- Check your policies and procedures to make sure they are open and inclusive to all children. Your policies must not screen out children with disabilities.
- Remove physical barriers to allow all children to participate. This can be as simple as rearranging a few pieces of furniture.
- When you get a call from a parent of a child with disabilities, ask about the child’s specific needs and arrange to meet the child and the parents.
- Make decisions about your ability to serve each child on a well- informed, individual basis. Children cannot be excluded from a child care setting simply because they have a disability.
Creating an Inclusive Environment
Inclusive practices create an environment in which children can work and play to their potential and are better able to understand and accept differences among themselves.
- Use activities and materials that are well organized and accessible to all the children in your care.
- Make sure there is enough space for children to move around (including children with wheelchairs or other assistive devices).
- Use furniture and bathroom fixtures that are child size and durable.
- Encourage each child to join his or her peers.
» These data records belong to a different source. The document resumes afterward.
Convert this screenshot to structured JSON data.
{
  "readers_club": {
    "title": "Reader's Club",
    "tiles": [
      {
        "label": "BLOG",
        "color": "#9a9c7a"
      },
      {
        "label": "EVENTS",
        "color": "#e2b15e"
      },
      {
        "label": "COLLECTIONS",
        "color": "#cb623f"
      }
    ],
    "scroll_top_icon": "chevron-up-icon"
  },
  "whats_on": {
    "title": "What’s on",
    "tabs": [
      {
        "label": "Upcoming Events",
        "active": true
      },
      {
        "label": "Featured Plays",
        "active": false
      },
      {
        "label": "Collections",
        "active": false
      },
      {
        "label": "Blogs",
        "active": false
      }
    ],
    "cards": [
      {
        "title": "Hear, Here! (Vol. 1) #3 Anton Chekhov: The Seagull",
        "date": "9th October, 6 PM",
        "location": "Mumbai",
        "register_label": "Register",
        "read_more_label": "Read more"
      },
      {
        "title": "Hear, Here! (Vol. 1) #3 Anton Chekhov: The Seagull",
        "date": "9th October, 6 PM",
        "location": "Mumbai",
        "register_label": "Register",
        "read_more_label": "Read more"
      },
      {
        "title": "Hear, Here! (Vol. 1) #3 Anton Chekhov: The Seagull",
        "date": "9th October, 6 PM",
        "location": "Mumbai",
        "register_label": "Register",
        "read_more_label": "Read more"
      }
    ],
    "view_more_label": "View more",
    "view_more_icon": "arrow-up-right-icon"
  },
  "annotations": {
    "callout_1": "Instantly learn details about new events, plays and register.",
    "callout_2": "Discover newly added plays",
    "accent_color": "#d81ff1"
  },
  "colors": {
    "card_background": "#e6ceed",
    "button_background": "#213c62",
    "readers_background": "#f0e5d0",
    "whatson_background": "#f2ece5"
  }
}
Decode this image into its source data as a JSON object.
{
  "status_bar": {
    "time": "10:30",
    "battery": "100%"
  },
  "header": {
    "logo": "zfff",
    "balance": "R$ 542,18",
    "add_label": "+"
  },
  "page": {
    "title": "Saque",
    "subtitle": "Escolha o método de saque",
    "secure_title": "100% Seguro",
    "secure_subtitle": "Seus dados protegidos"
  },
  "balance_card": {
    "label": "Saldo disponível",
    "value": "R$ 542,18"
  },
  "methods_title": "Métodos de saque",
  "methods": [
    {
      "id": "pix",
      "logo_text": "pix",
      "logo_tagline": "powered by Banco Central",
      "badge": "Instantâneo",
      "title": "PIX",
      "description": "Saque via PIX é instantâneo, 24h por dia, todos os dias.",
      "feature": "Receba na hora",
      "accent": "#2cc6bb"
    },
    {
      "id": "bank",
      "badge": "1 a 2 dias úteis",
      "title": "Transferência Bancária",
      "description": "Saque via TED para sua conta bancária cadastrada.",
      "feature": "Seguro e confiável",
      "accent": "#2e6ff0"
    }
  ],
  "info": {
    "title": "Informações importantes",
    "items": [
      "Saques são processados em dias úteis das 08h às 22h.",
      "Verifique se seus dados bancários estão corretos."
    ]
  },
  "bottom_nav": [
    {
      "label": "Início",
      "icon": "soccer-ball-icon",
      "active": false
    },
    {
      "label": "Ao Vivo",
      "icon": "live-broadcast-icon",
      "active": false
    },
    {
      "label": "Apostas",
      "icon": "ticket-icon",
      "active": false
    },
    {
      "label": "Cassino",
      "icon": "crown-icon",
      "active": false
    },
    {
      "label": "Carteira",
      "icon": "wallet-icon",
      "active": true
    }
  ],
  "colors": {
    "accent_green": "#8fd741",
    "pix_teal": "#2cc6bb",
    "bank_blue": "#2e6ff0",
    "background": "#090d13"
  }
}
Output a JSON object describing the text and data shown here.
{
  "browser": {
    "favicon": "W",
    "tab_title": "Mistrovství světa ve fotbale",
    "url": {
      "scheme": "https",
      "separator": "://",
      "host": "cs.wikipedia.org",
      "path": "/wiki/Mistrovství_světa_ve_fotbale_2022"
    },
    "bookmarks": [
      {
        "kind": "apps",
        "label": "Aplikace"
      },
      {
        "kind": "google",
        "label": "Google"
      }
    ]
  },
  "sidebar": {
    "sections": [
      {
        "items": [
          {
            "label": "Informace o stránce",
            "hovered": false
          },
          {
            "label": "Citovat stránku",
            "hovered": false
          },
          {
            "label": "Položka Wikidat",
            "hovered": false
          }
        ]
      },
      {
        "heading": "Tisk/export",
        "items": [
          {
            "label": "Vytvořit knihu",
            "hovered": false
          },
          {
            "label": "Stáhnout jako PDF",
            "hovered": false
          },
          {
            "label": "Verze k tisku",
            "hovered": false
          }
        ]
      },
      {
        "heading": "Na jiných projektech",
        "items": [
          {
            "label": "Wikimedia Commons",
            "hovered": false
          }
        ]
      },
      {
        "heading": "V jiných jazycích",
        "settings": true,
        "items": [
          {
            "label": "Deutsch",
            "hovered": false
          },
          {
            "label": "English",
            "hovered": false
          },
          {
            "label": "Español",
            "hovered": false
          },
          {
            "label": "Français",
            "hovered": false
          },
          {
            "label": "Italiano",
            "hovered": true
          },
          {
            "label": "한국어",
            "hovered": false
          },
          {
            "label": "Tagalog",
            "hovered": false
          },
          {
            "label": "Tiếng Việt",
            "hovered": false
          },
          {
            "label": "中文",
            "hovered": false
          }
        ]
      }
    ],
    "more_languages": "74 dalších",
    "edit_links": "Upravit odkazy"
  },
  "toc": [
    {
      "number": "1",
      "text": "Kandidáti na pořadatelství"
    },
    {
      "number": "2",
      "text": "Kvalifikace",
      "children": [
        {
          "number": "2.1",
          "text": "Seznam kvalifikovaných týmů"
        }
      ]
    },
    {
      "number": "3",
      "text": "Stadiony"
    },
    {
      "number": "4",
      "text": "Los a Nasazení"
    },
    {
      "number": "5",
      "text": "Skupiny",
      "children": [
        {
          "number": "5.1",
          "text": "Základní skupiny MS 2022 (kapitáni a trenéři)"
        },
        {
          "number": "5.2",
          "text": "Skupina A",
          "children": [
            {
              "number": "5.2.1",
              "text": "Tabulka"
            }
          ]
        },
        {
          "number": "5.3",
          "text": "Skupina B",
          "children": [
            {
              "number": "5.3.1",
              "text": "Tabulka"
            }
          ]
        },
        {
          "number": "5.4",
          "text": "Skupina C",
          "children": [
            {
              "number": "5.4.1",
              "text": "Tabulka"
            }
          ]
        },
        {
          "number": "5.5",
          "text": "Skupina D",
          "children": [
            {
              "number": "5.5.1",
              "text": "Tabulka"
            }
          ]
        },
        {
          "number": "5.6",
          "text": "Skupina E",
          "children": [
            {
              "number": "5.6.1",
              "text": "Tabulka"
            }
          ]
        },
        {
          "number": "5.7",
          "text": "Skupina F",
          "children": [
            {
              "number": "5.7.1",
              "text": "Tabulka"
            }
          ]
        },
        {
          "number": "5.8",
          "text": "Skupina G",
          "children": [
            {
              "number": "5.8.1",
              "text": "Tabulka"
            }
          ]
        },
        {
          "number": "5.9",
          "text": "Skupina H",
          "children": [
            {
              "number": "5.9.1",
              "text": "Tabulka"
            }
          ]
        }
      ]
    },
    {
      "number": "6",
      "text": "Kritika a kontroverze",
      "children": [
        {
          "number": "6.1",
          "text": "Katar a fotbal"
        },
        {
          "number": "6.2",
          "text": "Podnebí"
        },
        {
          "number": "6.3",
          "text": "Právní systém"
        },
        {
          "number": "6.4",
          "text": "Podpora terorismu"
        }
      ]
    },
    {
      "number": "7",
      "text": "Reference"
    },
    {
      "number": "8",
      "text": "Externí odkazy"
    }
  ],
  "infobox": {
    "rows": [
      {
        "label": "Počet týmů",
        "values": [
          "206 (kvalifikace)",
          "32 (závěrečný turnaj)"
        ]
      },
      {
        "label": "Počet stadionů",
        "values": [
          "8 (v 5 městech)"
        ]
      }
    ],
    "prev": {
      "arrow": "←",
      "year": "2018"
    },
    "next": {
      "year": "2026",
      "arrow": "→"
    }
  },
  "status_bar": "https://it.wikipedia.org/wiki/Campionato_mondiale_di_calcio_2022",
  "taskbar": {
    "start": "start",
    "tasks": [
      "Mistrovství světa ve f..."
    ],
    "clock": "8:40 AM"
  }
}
Give children support to join others when it is needed.
- Treat all children with respect. Don’t assume that children with disabilities can’t understand what you are saying about them to others.
- Speak clearly when talking to children.
- When talking to a child, allow time for him/her to respond to requests. Some children may need extra time to respond.
- Point out strengths and successes of all children. Emphasize similarities among children.
- Be consistent in routines and interactions.
Learn more about choosing high-quality child care from the following state partners and national programs.
ABC Quality is a voluntary rating and improvement program that helps South Carolina parents find high quality child care.
Child care providers who opt to participate in ABC Quality must demonstrate that they meet, exceed or surpass basic child care standards. The program is administered by the Division of Early Care and Education of the SC Department of Social Services.
Visit http://www.abcquality.org/ to learn more.
South Carolina wants the best for its children and that means ensuring a safe, nurturing environment in which they can grow up healthy and happy. As a parent, one of the most important decisions you will ever make is choosing the right child care (day care), but making this choice can be confusing. That’s why the first step in choosing a quality provider is to look for licensed child care. Licensed child care providers are required to meet the basic health and safety needs of children, undergo background checks, and be inspected by the Department of Social Services (DSS).
Visit http://www.scchildcare.org to learn more.
The Department’s mission is to serve South Carolina by promoting the safety, permanency, and well-being of children and vulnerable adults, helping individuals achieve stability and strengthening families.
Visit https://dss.sc.gov to learn more.
The Center for Parent Information & Resources is your central “Hub” of information and products created for the network of Parent Centers serving families of children with disabilities.
Visit https://www.parentcenterhub.org to learn more.
Information on the Child Care and Development Block Grant, links to other Administration on Children and Families sites and other information within the Department of Health and Human Services, with links to other related child care sites.
Visit https://www.acf.hhs.gov/occ to learn more.
Early Head Start is designed to nurture healthy attachments between parent and child (and child and caregiver). Services encompass the full range of a family’s needs from pregnancy through a child’s third birthday.
Visit https://eclkc.ohs.acf.hhs.gov/programs/article/early-head-start-programs to learn more.